Thorn Lab

Researching the basis of diabetes in an effort to develop new treatments for the disease.

Our group uses cutting-edge microscopy, transgenic and molecular approaches to understand how insulin secretion is regulated in health and disease.

Our lab is at the forefront of modern imaging methods that are revealing some of the defects in insulin secretion.

Our work has a broad interest in what is called stimulus-secretion coupling. This is a process where cells respond to stimulation by secreting. For example, the pancreas, which has specialist cells called beta cells, secretes insulin and changes in the insulin secretion causes diabetes.

Our work deals with the treatment of diabetes, a serious disease which leads to an imbalance in blood sugar levels and is associated with complications such as kidney damage, blindness and cardiovascular disease.

There are two forms of diabetes:                     

  1. Type 1 usually develops in younger people and is mainly treated with injection of insulin
  2. Type 2 diabetes usually develops in older people and is often treated with drugs

Our research aims to develop new treatments for dealing with diabetes.

  1. Understanding the structure and functions that control insulin secretion within islets
  2. Understanding the defects in insulin secretion that occur in disease
  3. Refining cell-based therapies to cure diabetes

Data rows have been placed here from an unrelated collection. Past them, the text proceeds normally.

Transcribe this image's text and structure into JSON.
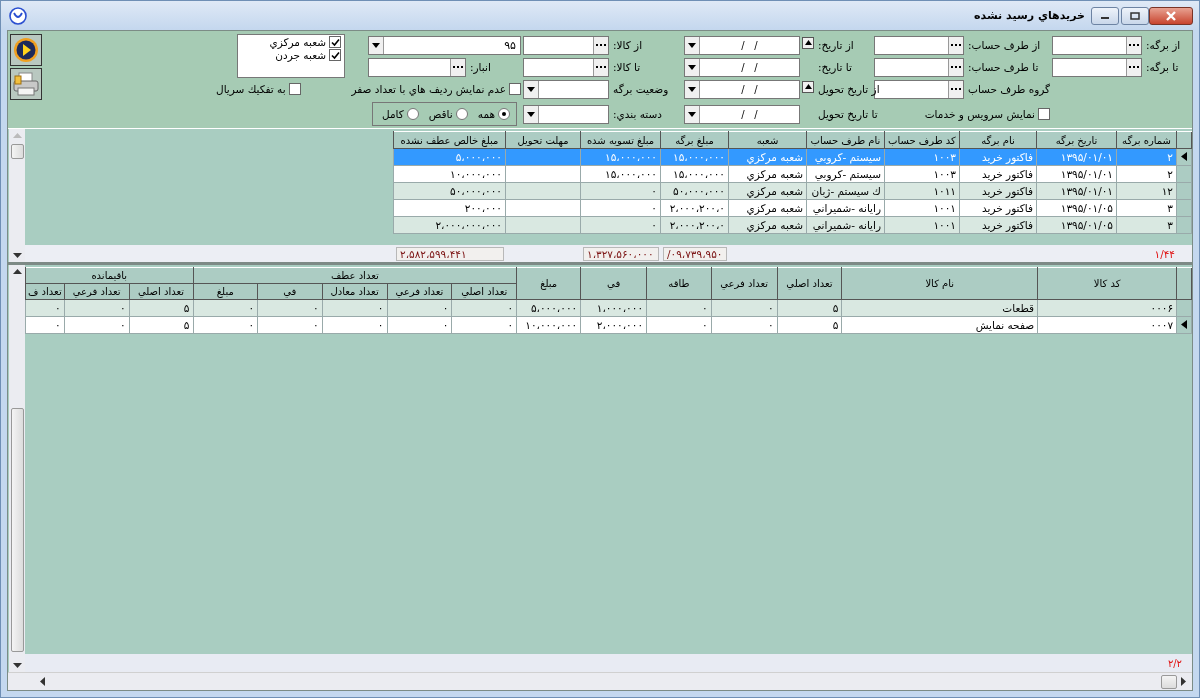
{
  "window": {
    "title": "خريدهاي رسيد نشده"
  },
  "filters": {
    "rows": [
      [
        {
          "kind": "label",
          "text": "از برگه:"
        },
        {
          "kind": "lookup"
        },
        {
          "kind": "label",
          "text": "از طرف حساب:"
        },
        {
          "kind": "lookup"
        },
        {
          "kind": "label",
          "text": "از تاريخ:"
        },
        {
          "kind": "date",
          "value": "/   /",
          "up_button": true
        },
        {
          "kind": "label",
          "text": "از كالا:"
        },
        {
          "kind": "lookup"
        },
        {
          "kind": "combo",
          "value": "۹۵"
        }
      ],
      [
        {
          "kind": "label",
          "text": "تا برگه:"
        },
        {
          "kind": "lookup"
        },
        {
          "kind": "label",
          "text": "تا طرف حساب:"
        },
        {
          "kind": "lookup"
        },
        {
          "kind": "label",
          "text": "تا تاريخ:"
        },
        {
          "kind": "date",
          "value": "/   /",
          "up_button": false
        },
        {
          "kind": "label",
          "text": "تا كالا:"
        },
        {
          "kind": "lookup"
        },
        {
          "kind": "label",
          "text": "انبار:"
        },
        {
          "kind": "lookup"
        }
      ],
      [
        "",
        "",
        {
          "kind": "label",
          "text": "گروه طرف حساب"
        },
        {
          "kind": "lookup"
        },
        {
          "kind": "label",
          "text": "از تاريخ تحويل"
        },
        {
          "kind": "date",
          "value": "/   /",
          "up_button": true
        },
        {
          "kind": "label",
          "text": "وضعيت برگه"
        },
        {
          "kind": "combo"
        },
        {
          "kind": "checkbox",
          "text": "عدم نمايش رديف هاي با تعداد صفر",
          "checked": false
        },
        "",
        {
          "kind": "checkbox",
          "text": "به تفكيك سريال",
          "checked": false
        }
      ],
      [
        "",
        "",
        {
          "kind": "checkbox",
          "text": "نمايش سرويس و خدمات",
          "checked": false
        },
        "",
        {
          "kind": "label",
          "text": "تا تاريخ تحويل"
        },
        {
          "kind": "date",
          "value": "/   /",
          "up_button": false
        },
        {
          "kind": "label",
          "text": "دسته بندي:"
        },
        {
          "kind": "combo"
        },
        {
          "kind": "radio_group",
          "options": [
            {
              "label": "همه",
              "selected": true
            },
            {
              "label": "ناقص",
              "selected": false
            },
            {
              "label": "كامل",
              "selected": false
            }
          ]
        }
      ]
    ]
  },
  "branches": [
    {
      "label": "شعبه مركزي",
      "checked": true
    },
    {
      "label": "شعبه جردن",
      "checked": true
    }
  ],
  "upper_grid": {
    "columns": [
      "شماره برگه",
      "تاريخ برگه",
      "نام برگه",
      "كد طرف حساب",
      "نام طرف حساب",
      "شعبه",
      "مبلغ برگه",
      "مبلغ تسويه شده",
      "مهلت تحويل",
      "مبلغ خالص عطف نشده"
    ],
    "rows": [
      {
        "selected": true,
        "current": true,
        "cells": [
          "۲",
          "۱۳۹۵/۰۱/۰۱",
          "فاكتور خريد",
          "۱۰۰۳",
          "سيستم -كروبي",
          "شعبه مركزي",
          "۱۵،۰۰۰،۰۰۰",
          "۱۵،۰۰۰،۰۰۰",
          "",
          "۵،۰۰۰،۰۰۰"
        ]
      },
      {
        "selected": false,
        "current": false,
        "cells": [
          "۲",
          "۱۳۹۵/۰۱/۰۱",
          "فاكتور خريد",
          "۱۰۰۳",
          "سيستم -كروبي",
          "شعبه مركزي",
          "۱۵،۰۰۰،۰۰۰",
          "۱۵،۰۰۰،۰۰۰",
          "",
          "۱۰،۰۰۰،۰۰۰"
        ]
      },
      {
        "selected": false,
        "current": false,
        "cells": [
          "۱۲",
          "۱۳۹۵/۰۱/۰۱",
          "فاكتور خريد",
          "۱۰۱۱",
          "ك سيستم -ژبان",
          "شعبه مركزي",
          "۵۰،۰۰۰،۰۰۰",
          "۰",
          "",
          "۵۰،۰۰۰،۰۰۰"
        ]
      },
      {
        "selected": false,
        "current": false,
        "cells": [
          "۳",
          "۱۳۹۵/۰۱/۰۵",
          "فاكتور خريد",
          "۱۰۰۱",
          "رايانه -شميراني",
          "شعبه مركزي",
          "۲،۰۰۰،۲۰۰،۰",
          "۰",
          "",
          "۲۰۰،۰۰۰"
        ]
      },
      {
        "selected": false,
        "current": false,
        "cells": [
          "۳",
          "۱۳۹۵/۰۱/۰۵",
          "فاكتور خريد",
          "۱۰۰۱",
          "رايانه -شميراني",
          "شعبه مركزي",
          "۲،۰۰۰،۲۰۰،۰",
          "۰",
          "",
          "۲،۰۰۰،۰۰۰،۰۰۰"
        ]
      }
    ],
    "totals": {
      "page": "۱/۴۴",
      "sheet_amount": "۰۹،۷۳۹،۹۵۰/",
      "settled_amount": "۱،۳۲۷،۵۶۰،۰۰۰",
      "net_amount": "۲،۵۸۲،۵۹۹،۴۴۱"
    }
  },
  "lower_grid": {
    "columns": [
      {
        "label": "كد كالا"
      },
      {
        "label": "نام كالا"
      },
      {
        "label": "تعداد اصلي"
      },
      {
        "label": "تعداد فرعي"
      },
      {
        "label": "طاقه"
      },
      {
        "label": "في"
      },
      {
        "label": "مبلغ"
      },
      {
        "label": "تعداد عطف",
        "colspan": 5,
        "columns": [
          "تعداد اصلي",
          "تعداد فرعي",
          "تعداد معادل",
          "في",
          "مبلغ"
        ]
      },
      {
        "label": "باقيمانده",
        "colspan": 3,
        "columns": [
          "تعداد اصلي",
          "تعداد فرعي",
          "تعداد ف"
        ]
      }
    ],
    "rows": [
      {
        "current": false,
        "cells": [
          "۰۰۰۶",
          "قطعات",
          "۵",
          "۰",
          "۰",
          "۱،۰۰۰،۰۰۰",
          "۵،۰۰۰،۰۰۰",
          "۰",
          "۰",
          "۰",
          "۰",
          "۰",
          "۵",
          "۰",
          "۰"
        ]
      },
      {
        "current": true,
        "cells": [
          "۰۰۰۷",
          "صفحه نمايش",
          "۵",
          "۰",
          "۰",
          "۲،۰۰۰،۰۰۰",
          "۱۰،۰۰۰،۰۰۰",
          "۰",
          "۰",
          "۰",
          "۰",
          "۰",
          "۵",
          "۰",
          "۰"
        ]
      }
    ],
    "page": "۲/۲"
  }
}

Read more on the Thorn Lab website.

Research group leader

Professor Peter Thorn
Professor Peter Thorn
View Peter Thorn's profile